          And because one of her wishes was to have people donate, in memoriam, to the Greenville Local History Group, I finally opened a bank account in the name of the GLHG so community members can donate to our cause. So, donations can be made to the Greenville Local History Group (tax exempt purposes), or to me for the expenses type of stuff (newsletters, etc.). Nearly $300 was donated, all of which will go to the 2015 calendar, a production my mother always looked forward to.
          And a warm thank you goes to so many of you for your condolences, sympathetic words, and empathy.

Another obituary struck me the other day. Marjorie (deHues) Shaw passed away in late March, 2014 at the age of 102 (her husband Robert survives). It immediately rang a note of recognition. In a picture of the first GCS faculty (not GFA), Miss deHeus sat in the front row. I paid even more attention because the mid-identification of her was one our first calendar mistakes!
          And on the newsletter front, I noticed with some surprise, and some pleasure, that the 50th email address was added to the GLHG email list.
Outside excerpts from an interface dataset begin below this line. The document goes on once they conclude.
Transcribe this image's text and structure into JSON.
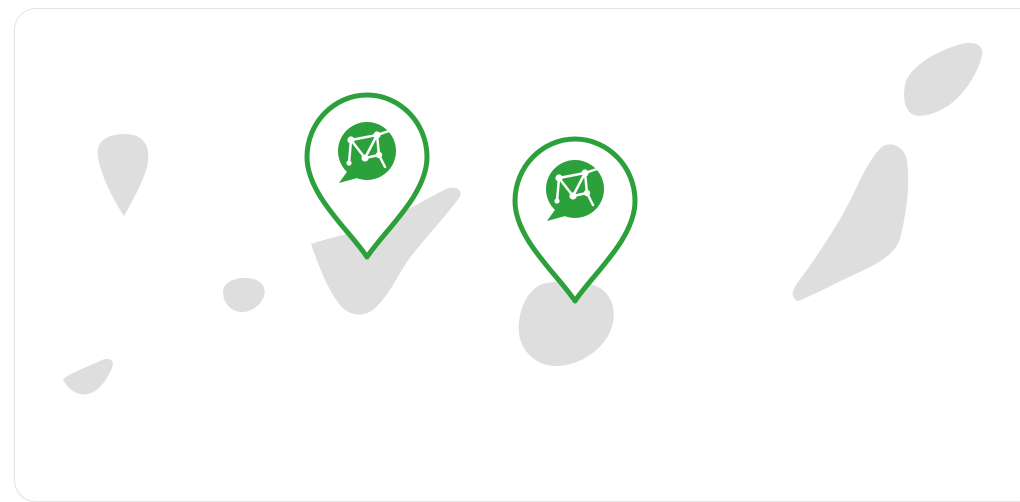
{
  "map": {
    "land_color": "#dedede",
    "background_color": "#ffffff",
    "border_color": "#e4e4e4"
  },
  "markers": {
    "color": "#2ca03a",
    "icon": "chat-network-icon",
    "count": 2
  }
}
If you know of anyone who might want to keep up to date with our meetings, forward the email, or let me know and I will add the address to my list.

Take care,

perhaps, an Ingalside crowd in the 1930s
at the Ingalside airstrip


Fleet bi-plane, reconstructed in 1970s
from boxes of parts and framing by Clem Hoolver;
today, "flying" in NYS Museum


Clem Hoovler with J3 Cub, about 1970


text from 2001 Press article on Robert Archer, Greenville artist

illustrations with Archer article